Erica Wass is the editor and contributing author of the recently published book, "Addressing the World: National Identity and Internet Country Code Domains", (Rowman & Littlefield, October 2003). This book is an edited collection of original essays by domain name administrators, academics, journalists and lawyers that examine the connections between various cultures and the use and regulation of their country code domain names. CircleID recently caught up with Erica Wass to gain a better insight into the work behind this book. What follows is the first article of a three-part series where Erica shares her insight and discoveries that lead her to a sophisticated global perspective on "Addressing the world". She begins by examining cyber-sociology of ccTLDs -- the underlying theme of the book. more

SECSAC Special Meeting on Site Finder: A Technical Analysis

After attending the afternoon ICANN Security & Stability Committee meeting, I realized that the issues involved fall into several related but independent dimensions. Shy person that I am *Cough*, I have opinions in all, but I think it's worthwhile simply to be able to explain the Big Picture to media and other folks that aren't immersed in our field. In these notes, I'm trying to maintain neutrality about the issues. I do have strong opinions about most, but I'll post those separately, often dealing with one issue at a time. more

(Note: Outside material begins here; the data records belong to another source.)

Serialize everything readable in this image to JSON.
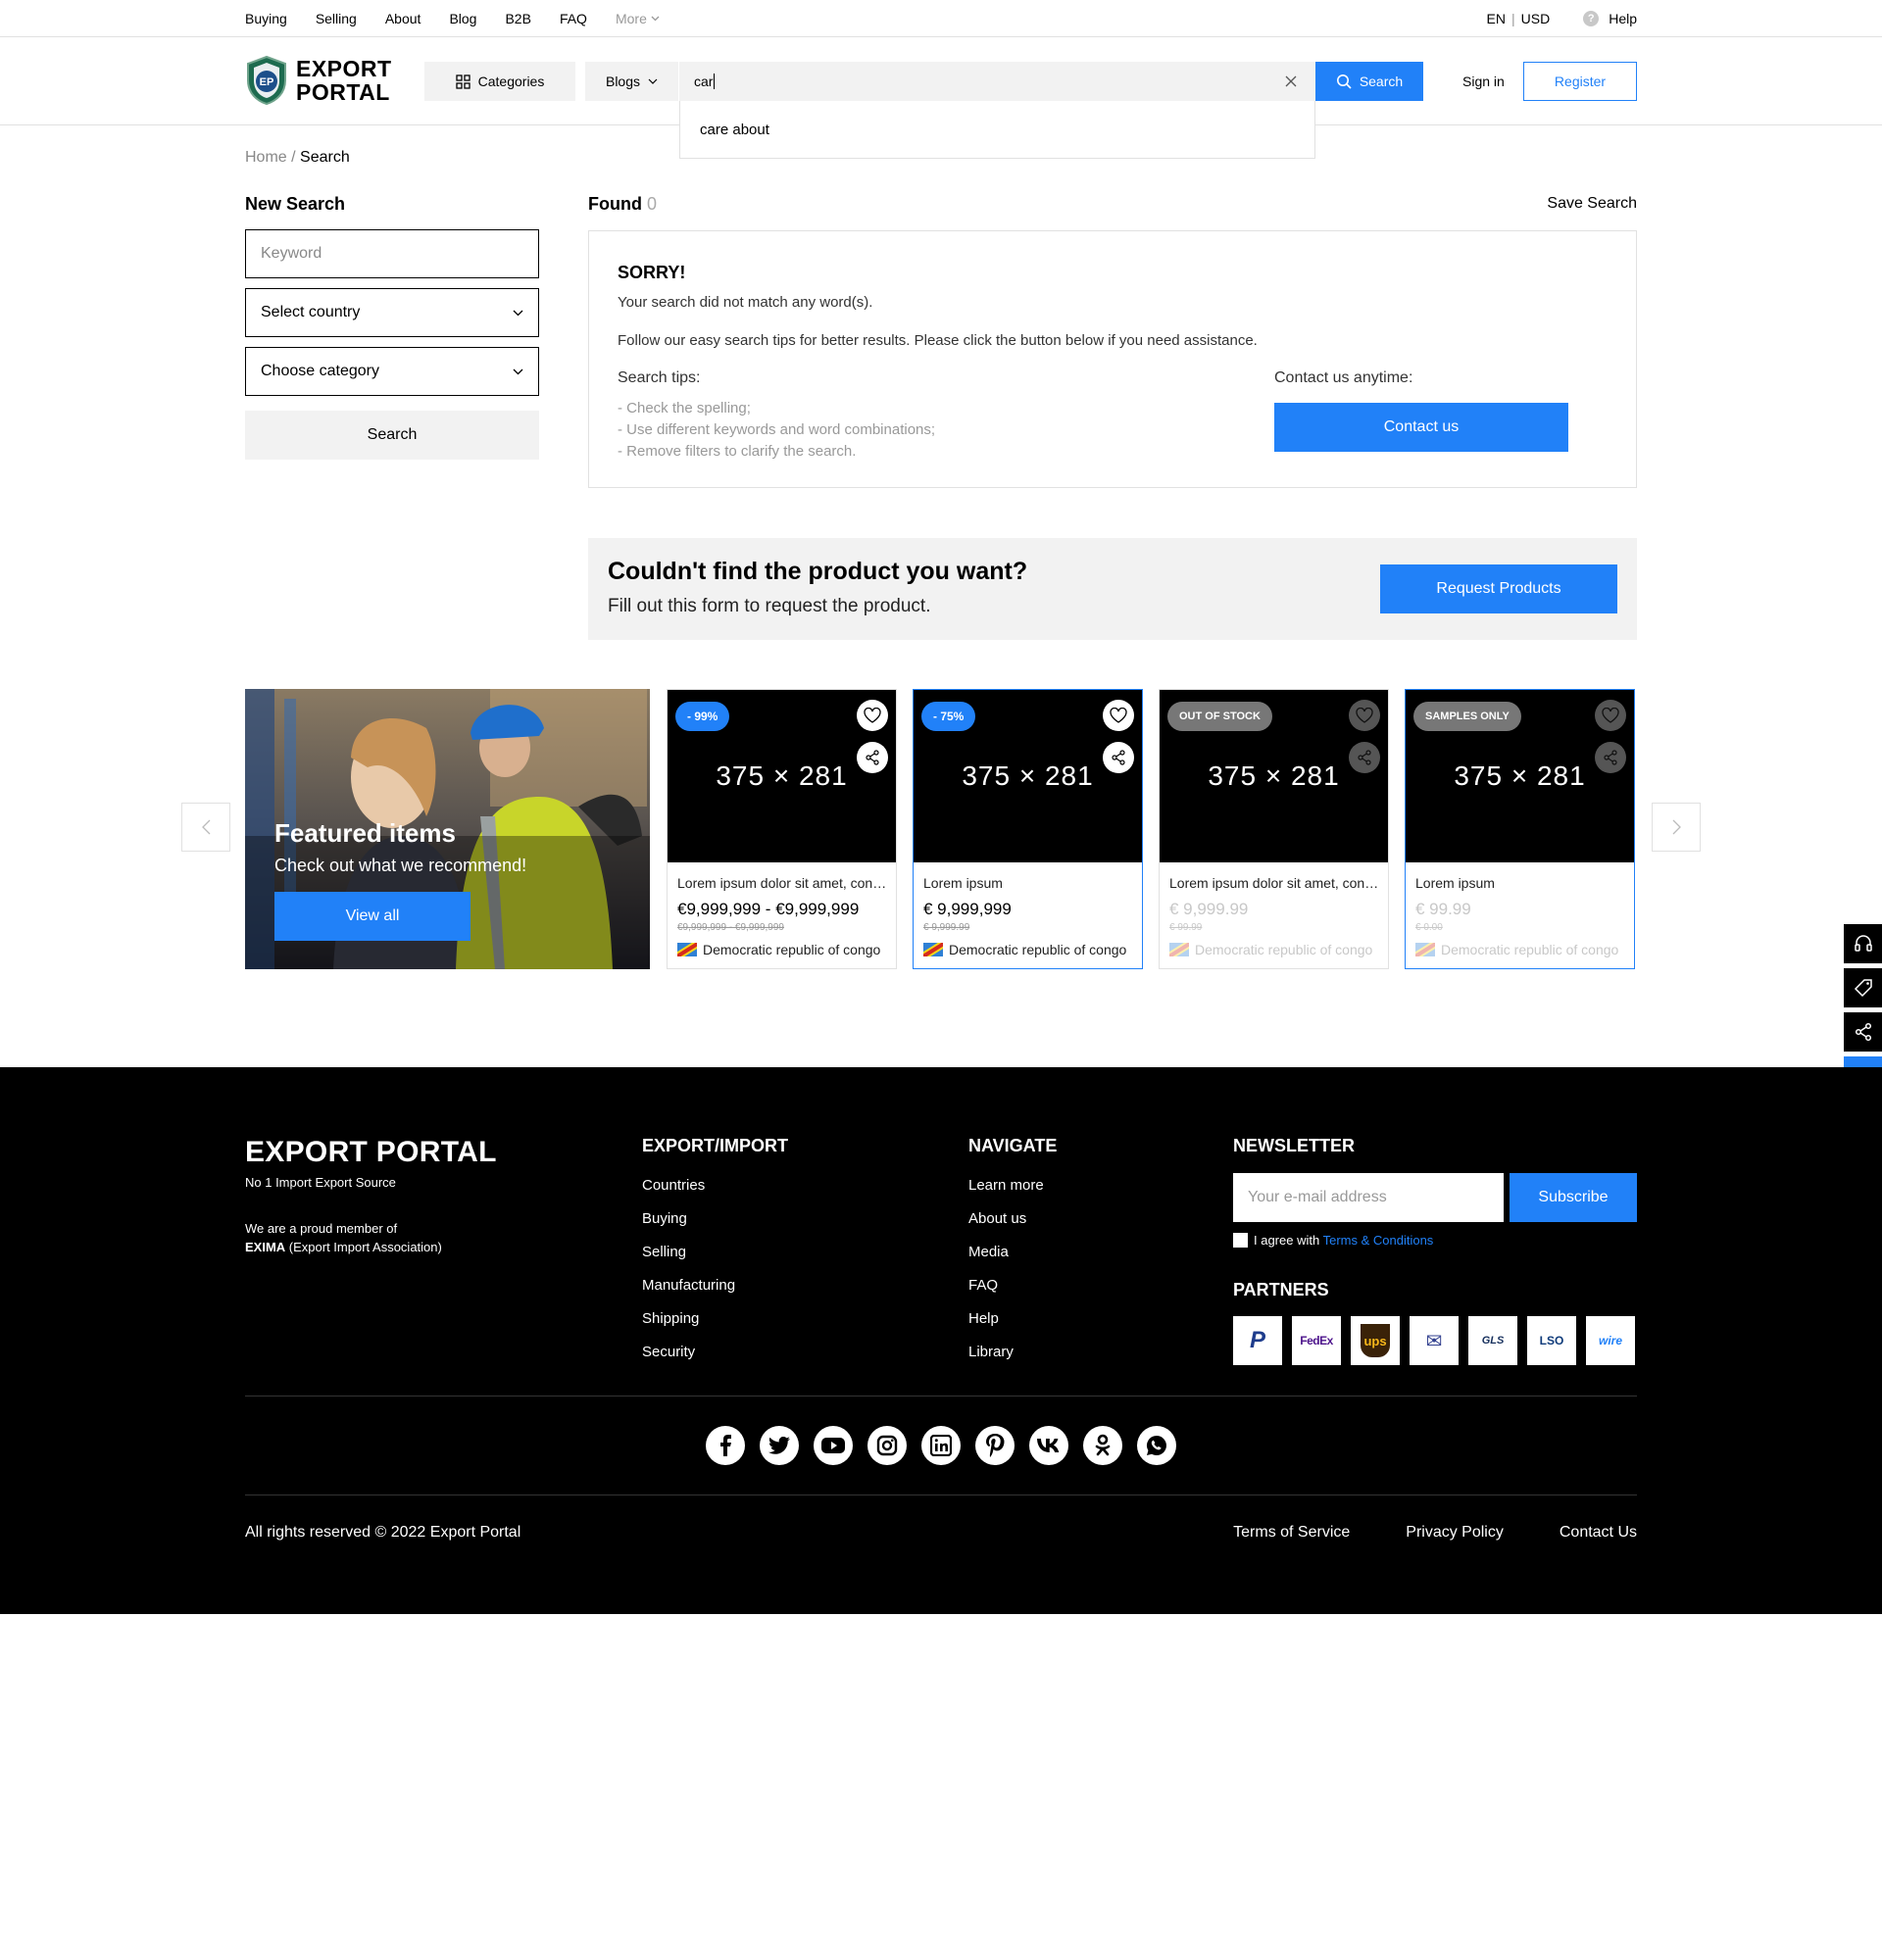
{
  "topnav": {
    "items": [
      "Buying",
      "Selling",
      "About",
      "Blog",
      "B2B",
      "FAQ"
    ],
    "more": "More",
    "lang": "EN",
    "currency": "USD",
    "help": "Help"
  },
  "header": {
    "logo_line1": "EXPORT",
    "logo_line2": "PORTAL",
    "logo_badge": "EP",
    "categories_label": "Categories",
    "blogs_label": "Blogs",
    "search_value": "car",
    "search_button": "Search",
    "signin": "Sign in",
    "register": "Register"
  },
  "autocomplete": {
    "typed": "car",
    "rest": "e about"
  },
  "breadcrumb": {
    "home": "Home",
    "separator": " / ",
    "current": "Search"
  },
  "sidebar": {
    "title": "New Search",
    "keyword_placeholder": "Keyword",
    "country_placeholder": "Select country",
    "category_placeholder": "Choose category",
    "search_button": "Search"
  },
  "results": {
    "found_label": "Found",
    "found_count": "0",
    "save_search": "Save Search",
    "sorry_title": "SORRY!",
    "sorry_text1": "Your search did not match any word(s).",
    "sorry_text2": "Follow our easy search tips for better results. Please click the button below if you need assistance.",
    "tips_title": "Search tips:",
    "tips": [
      "- Check the spelling;",
      "- Use different keywords and word combinations;",
      "- Remove filters to clarify the search."
    ],
    "contact_title": "Contact us anytime:",
    "contact_button": "Contact us"
  },
  "request": {
    "title": "Couldn't find the product you want?",
    "subtitle": "Fill out this form to request the product.",
    "button": "Request Products"
  },
  "featured": {
    "title": "Featured items",
    "subtitle": "Check out what we recommend!",
    "button": "View all"
  },
  "cards": [
    {
      "badge": "- 99%",
      "image_text": "375 × 281",
      "title": "Lorem ipsum dolor sit amet, consectetur",
      "price": "€9,999,999 - €9,999,999",
      "old_price": "€9,999,999 - €9,999,999",
      "country": "Democratic republic of congo"
    },
    {
      "badge": "- 75%",
      "image_text": "375 × 281",
      "title": "Lorem ipsum",
      "price": "€ 9,999,999",
      "old_price": "€ 9,999.99",
      "country": "Democratic republic of congo"
    },
    {
      "badge": "OUT OF STOCK",
      "image_text": "375 × 281",
      "title": "Lorem ipsum dolor sit amet, consectetur",
      "price": "€ 9,999.99",
      "old_price": "€ 99.99",
      "country": "Democratic republic of congo"
    },
    {
      "badge": "SAMPLES ONLY",
      "image_text": "375 × 281",
      "title": "Lorem ipsum",
      "price": "€ 99.99",
      "old_price": "€ 0.00",
      "country": "Democratic republic of congo"
    }
  ],
  "footer": {
    "brand": "EXPORT PORTAL",
    "tagline": "No 1 Import Export Source",
    "member_line1": "We are a proud member of",
    "member_strong": "EXIMA",
    "member_rest": " (Export Import Association)",
    "export_title": "EXPORT/IMPORT",
    "export_items": [
      "Countries",
      "Buying",
      "Selling",
      "Manufacturing",
      "Shipping",
      "Security"
    ],
    "navigate_title": "NAVIGATE",
    "navigate_items": [
      "Learn more",
      "About us",
      "Media",
      "FAQ",
      "Help",
      "Library"
    ],
    "newsletter_title": "NEWSLETTER",
    "email_placeholder": "Your e-mail address",
    "subscribe": "Subscribe",
    "agree_text": "I agree with ",
    "agree_link": "Terms & Conditions",
    "partners_title": "PARTNERS",
    "partners": [
      "PayPal",
      "FedEx",
      "UPS",
      "USPS",
      "GLS",
      "LSO",
      "wire transfer"
    ],
    "partner_labels": [
      "P",
      "FedEx",
      "ups",
      "✉",
      "GLS",
      "LSO",
      "wire"
    ],
    "socials": [
      "facebook-icon",
      "twitter-icon",
      "youtube-icon",
      "instagram-icon",
      "linkedin-icon",
      "pinterest-icon",
      "vk-icon",
      "odnoklassniki-icon",
      "whatsapp-icon"
    ],
    "copyright": "All rights reserved © 2022 Export Portal",
    "links": [
      "Terms of Service",
      "Privacy Policy",
      "Contact Us"
    ]
  },
  "colors": {
    "accent": "#2181f8",
    "footer_bg": "#000000",
    "panel_bg": "#f2f2f2"
  }
}
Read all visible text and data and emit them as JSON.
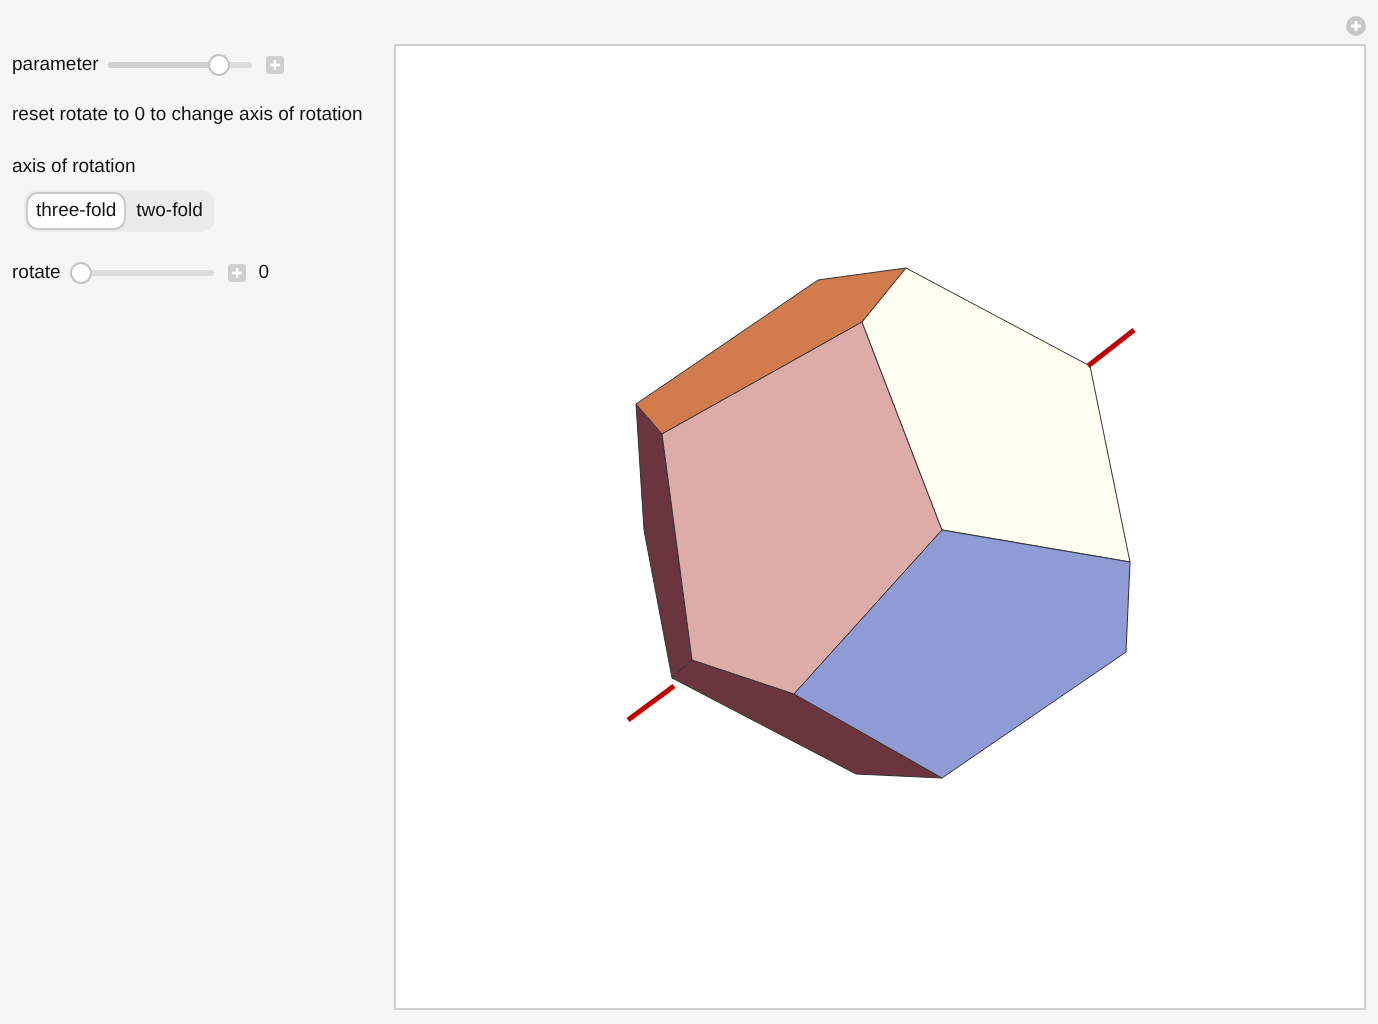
{
  "controls": {
    "parameter": {
      "label": "parameter",
      "level": 0.82
    },
    "note": "reset rotate to 0 to change axis of rotation",
    "axis": {
      "label": "axis of rotation",
      "options": [
        {
          "label": "three-fold",
          "selected": true
        },
        {
          "label": "two-fold",
          "selected": false
        }
      ]
    },
    "rotate": {
      "label": "rotate",
      "level": 0,
      "reading": "0"
    }
  }
}
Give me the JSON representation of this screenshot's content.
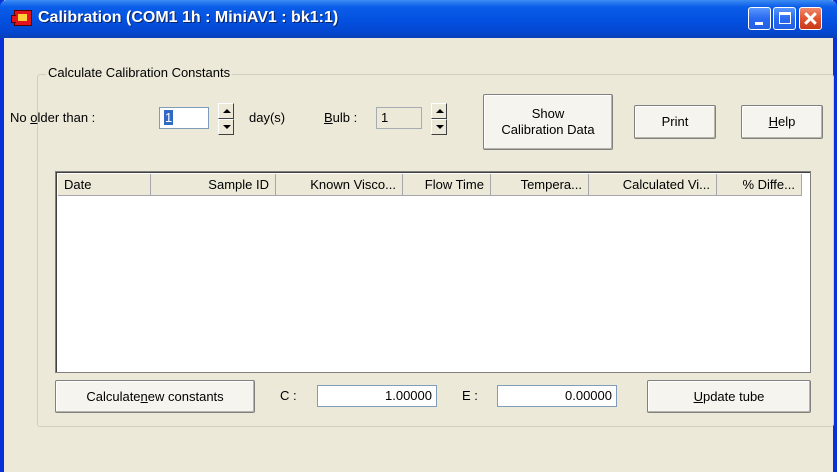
{
  "window": {
    "title": "Calibration (COM1 1h : MiniAV1 : bk1:1)"
  },
  "group": {
    "legend": "Calculate Calibration Constants"
  },
  "filters": {
    "no_older_than_label_pre": "No ",
    "no_older_than_label_u": "o",
    "no_older_than_label_post": "lder than :",
    "days_value": "1",
    "days_unit": "day(s)",
    "bulb_label_u": "B",
    "bulb_label_post": "ulb :",
    "bulb_value": "1"
  },
  "buttons": {
    "show_calibration_line1": "Show",
    "show_calibration_line2": "Calibration Data",
    "print": "Print",
    "help_u": "H",
    "help_post": "elp",
    "calc_pre": "Calculate ",
    "calc_u": "n",
    "calc_post": "ew constants",
    "update_u": "U",
    "update_post": "pdate tube"
  },
  "table": {
    "columns": [
      "Date",
      "Sample ID",
      "Known Visco...",
      "Flow Time",
      "Tempera...",
      "Calculated Vi...",
      "% Diffe..."
    ],
    "rows": []
  },
  "constants": {
    "c_label": "C :",
    "c_value": "1.00000",
    "e_label": "E :",
    "e_value": "0.00000"
  }
}
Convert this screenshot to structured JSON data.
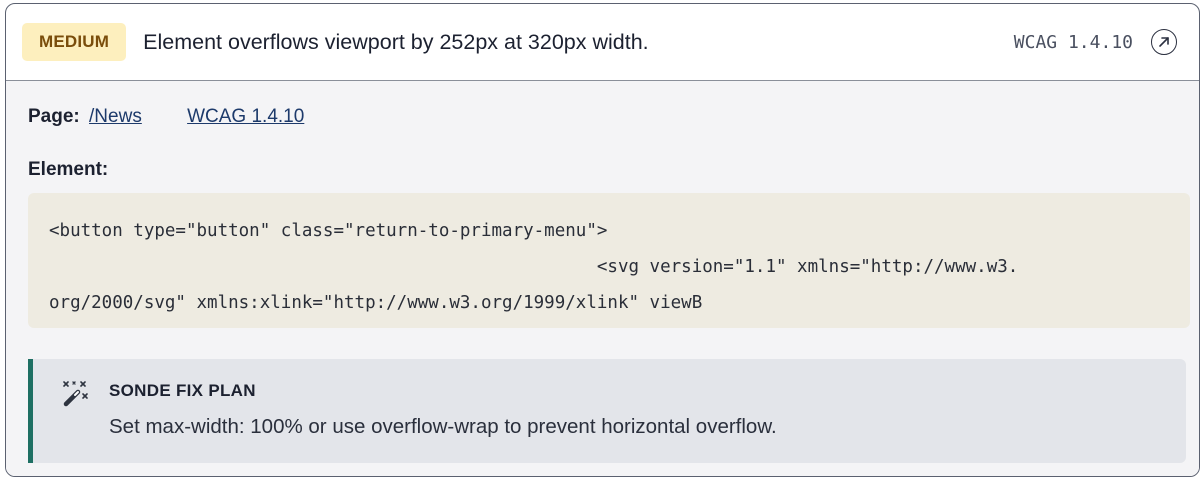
{
  "issue": {
    "severity": "MEDIUM",
    "title": "Element overflows viewport by 252px at 320px width.",
    "wcag_code": "WCAG 1.4.10",
    "link_icon": "external-link-icon"
  },
  "details": {
    "page_label": "Page:",
    "page_link": "/News",
    "wcag_link": "WCAG 1.4.10",
    "element_label": "Element:",
    "element_code": "<button type=\"button\" class=\"return-to-primary-menu\">\n                                                    <svg version=\"1.1\" xmlns=\"http://www.w3.\norg/2000/svg\" xmlns:xlink=\"http://www.w3.org/1999/xlink\" viewB"
  },
  "fix_plan": {
    "icon": "magic-wand-icon",
    "title": "SONDE FIX PLAN",
    "text": "Set max-width: 100% or use overflow-wrap to prevent horizontal overflow."
  },
  "colors": {
    "badge_bg": "#fdefbe",
    "badge_text": "#7a4d0b",
    "link": "#1d3a6b",
    "fix_accent": "#1e6f63",
    "code_bg": "#eeebe1"
  }
}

Online Registries: The DNS and Beyond

As the world grows more connected and more complicated, we all need ways of defining, identifying and keeping track of things and cross-referencing them with their owners. The simplest way to do that is with registries -- everything from the Domesday Book, a medieval registry of land, property and people; to current-day auto registries on the one hand and the worldwide Domain Name System on the other...But now, companies and organizations have to keep track of ever more things and people, not just inside their walls but across extended organizational boundaries. Call this new wrinkle an "external registry". Finally, they may want to interact with things and people, rather than just look them up, via an "active registry".  more

Al's Story: Another Small Domain Holder Falls Victim to Flawed ICANN Policy

Al Bode is typical of the many small, individual domain name holders throughout the United States and the world. He is a high school teacher of the Spanish language, not a techie, and he registered the domain IOWAWLA.ORG to provide an online presence for the Iowa World Language Association, a professional association for foreign-language educators in the US State of Iowa, of which he is a member. This domain could in no way be considered a commercial venture. In his own words, "I am a school teacher from Iowa whose websites are personally funded for the express purpose of education. There is no profit motive or even profit other than the knowledge that others may gain from my website." more

Internet Governance: There Are No Masterplans

Please pardon me if I start this story by telling about an incident that happened to me at the Madrid airport while flying to the ICANN meetings in Rio.

It was about midnight when, after flying in from Turin, my hometown, I had to go through the passport control to reach my gate for the flight to Rio. The war between the US/UK and Iraq had started two days before, and even if the Spanish government was among its supporters, security checks were apparently proceeding as usual. Passport controls inside the EU for EU citizens usually take a few seconds, and the line ahead of me was proceeding quickly. more